That’s is the reaction many potential customers might face when they walk onto the car dealer’s lot and are peppered with “dealership jargon.
New car slang features in the majority of car advertisements, but what does it all mean?
Things like “MY15”, “build 20xx”, “compliance 20xx” or just plain old “20xx” all mean something different apparently and are all used regularly in the car buying arena.
Understanding what they all mean is the first step to ensure that your car ownership gets off on the right foot.
Let’s understand what the difference is between Build Date, Compliance Date and Model Year.
MY or Model Year (e.g. MY00)
Quite possibly the most commonly used acronym in vehicular sales is the MY moniker.
MY stands for Model Year and refers to the model cycle that the car is in, NOT essentially the year it was built. It is perfectly normal and acceptable to have a car that was built in 2012 but is labelled MY13 due to an update or revision of the model since the MY12 edition.
Build (e.g. Build 20xx)
This one is as simple as it sounds, with the build date of the car being the actual month and therefore year that it rolled of the production line at the factory.
For the majority of cars manufactured outside of Australia, it is quite common for the car to be built in one year (e.g. November 2014 or 11/2014) but not actually land ashore in Australia until the next year (e.g. May 2015, or 05/2015.)
Every model driving on Australian roads must be rigorously inspected and crash tested to be worthy of a compliance plate.

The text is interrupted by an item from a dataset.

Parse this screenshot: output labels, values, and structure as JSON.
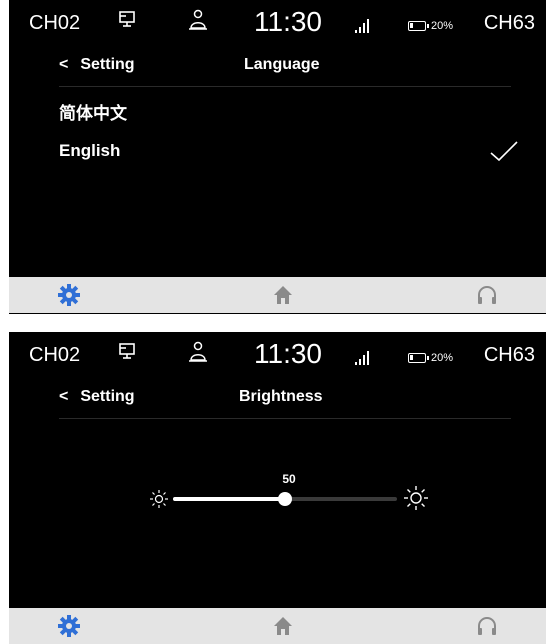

This states that the car has met the requirements of the Australian Design Rules (ADRs).
The compliance plate is a quick indication to registration authorities that compliance with the ADRs has been demonstrated for the vehicle in question.
When an internationally manufactured car has reached our shores it must be therefore fitted with a compliance plate before it is able to be driven on the road.
This could be done in one year, even if the car arrived in the final months of the previous year, or was built in the previous year.
The same applies for locally manufactured vehicles.
There are certain vehicles that do not have to comply with the ADRs and be fitted with a compliance plate but these are exceptions and you should get the advice of an appropriate authority before buying such a car.
The Year (i.e. 20xx Model Name)
The year of the car can be a somewhat ambiguous term, for example, a “2011 Camry” could technically be built in 2011, or complied in 2011 or be a MY11 car.
However, for the most part the year of the car will refer to the year it was manufactured, so our example 2011 Camry would be a car built at some point during 2011.
This is usually the case when selling the car privately as well – you shouldn’t be finding previous year build cars advertised as current years models, just because they were complied in the current year.
If you do find this is the case, quiz the seller on it and you could even agree to a lower price due the car being older than advertised.